Perhaps it’d help if babies were born with a parental warning tag.  Beware-living with teenagers may become hazardous to mental health!’

I know —I lived with three full grown, experienced teenagers.

However, they do make life most interesting.

I sense teenagers are prone to hearing problems. They say they didn’t hear you ask them a question. Meanwhile they were looking you right in the face and nodding their head. They especially say they never heard when you tell them what time to be back from the mall. But—they hear a vibrating phone from two rooms away; and a silent text message from the basement.

It’s called selective hearing- and we are on permanent mute.

However, all is not lost. We can really learn somethings from them. One day, after looking at my son’s wall-to-wall clothes (on the floor, that is). I asked , “How can you tell the dirty clothes from the clean?”

You’ll never believe his profound answer. (I just knew his education would pay off some day.)

“Why, Mom, it’s so simple—I just smell them!”

I think I should donate his nose to the Launders of America.

They do have a most unique way of communicating. Nonetheless, after years of trial and error (mostly error.) I have learned some of their jargon.

“Everybody is doing it ,” the accurate translation—there’s a remote chance some kid’s parents are perhaps willing to consider the possibility of thinking about it sometime.

“Absolutely everyone has one. If I don’t get one, I’ll simply die!” Interpretation—all the kids are telling their parents the same story. Meanwhile, no one has seen this phantom kid who supposedly has one.

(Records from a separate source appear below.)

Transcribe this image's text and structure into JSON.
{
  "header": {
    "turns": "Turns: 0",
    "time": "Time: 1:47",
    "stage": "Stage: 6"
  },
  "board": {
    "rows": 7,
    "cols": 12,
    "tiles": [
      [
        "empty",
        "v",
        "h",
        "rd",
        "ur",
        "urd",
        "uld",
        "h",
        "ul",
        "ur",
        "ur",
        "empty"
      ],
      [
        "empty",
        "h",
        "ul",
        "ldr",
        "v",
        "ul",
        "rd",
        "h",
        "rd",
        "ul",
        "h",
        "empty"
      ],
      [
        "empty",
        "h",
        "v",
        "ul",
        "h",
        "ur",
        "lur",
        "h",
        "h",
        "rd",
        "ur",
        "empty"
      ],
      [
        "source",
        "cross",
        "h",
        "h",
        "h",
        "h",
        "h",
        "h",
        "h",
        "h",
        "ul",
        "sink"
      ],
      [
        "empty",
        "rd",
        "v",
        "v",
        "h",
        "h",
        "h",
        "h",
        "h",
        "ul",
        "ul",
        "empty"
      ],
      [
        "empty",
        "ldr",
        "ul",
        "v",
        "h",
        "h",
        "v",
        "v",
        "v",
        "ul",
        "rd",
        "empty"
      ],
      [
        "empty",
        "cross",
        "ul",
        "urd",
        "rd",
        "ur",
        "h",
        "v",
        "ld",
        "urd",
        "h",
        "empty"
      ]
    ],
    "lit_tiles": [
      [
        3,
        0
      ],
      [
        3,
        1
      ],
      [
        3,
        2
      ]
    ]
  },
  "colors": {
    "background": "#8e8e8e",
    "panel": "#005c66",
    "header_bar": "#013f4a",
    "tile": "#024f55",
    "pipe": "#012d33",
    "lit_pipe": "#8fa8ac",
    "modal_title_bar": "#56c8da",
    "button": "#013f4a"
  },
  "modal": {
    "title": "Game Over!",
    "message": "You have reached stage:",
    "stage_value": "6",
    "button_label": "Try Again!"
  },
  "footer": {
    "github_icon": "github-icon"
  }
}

Talk about the communication gap—teenage boys invented it! The basics of their vocabulary are: yes, no, and uh-huh. Their longest tries are saved for when they want something.  I’m hungry!  I need to borrow some moolah! Can I use the car?

Asking them anything other than what’s the time, is considered an invasion of their privacy.

They declare to us they like to be left alone, they need their privacy, Yet they are never alone! Since they hit puberty, everything is en masse. Either they are on their cell phone, Facebooking, Instagraming, texting, Twiittering each other.  Meanwhile they are sitting in the same room.

And– they don’t come in any other mode than hungry.

One time, and one time only, I actually heard my son say he was full. I watched in awe as he got up from the table. But, upon standing he said, false alarm, sat down and continued inhaling his food.

In fact, his only concern about going to college was—would there be enough food?

Nevertheless, I sense there’s hope—I think I am not alone. I saw a bumper sticker the other day that read: “Isanity is hereditary—you catch it from your teenagers!”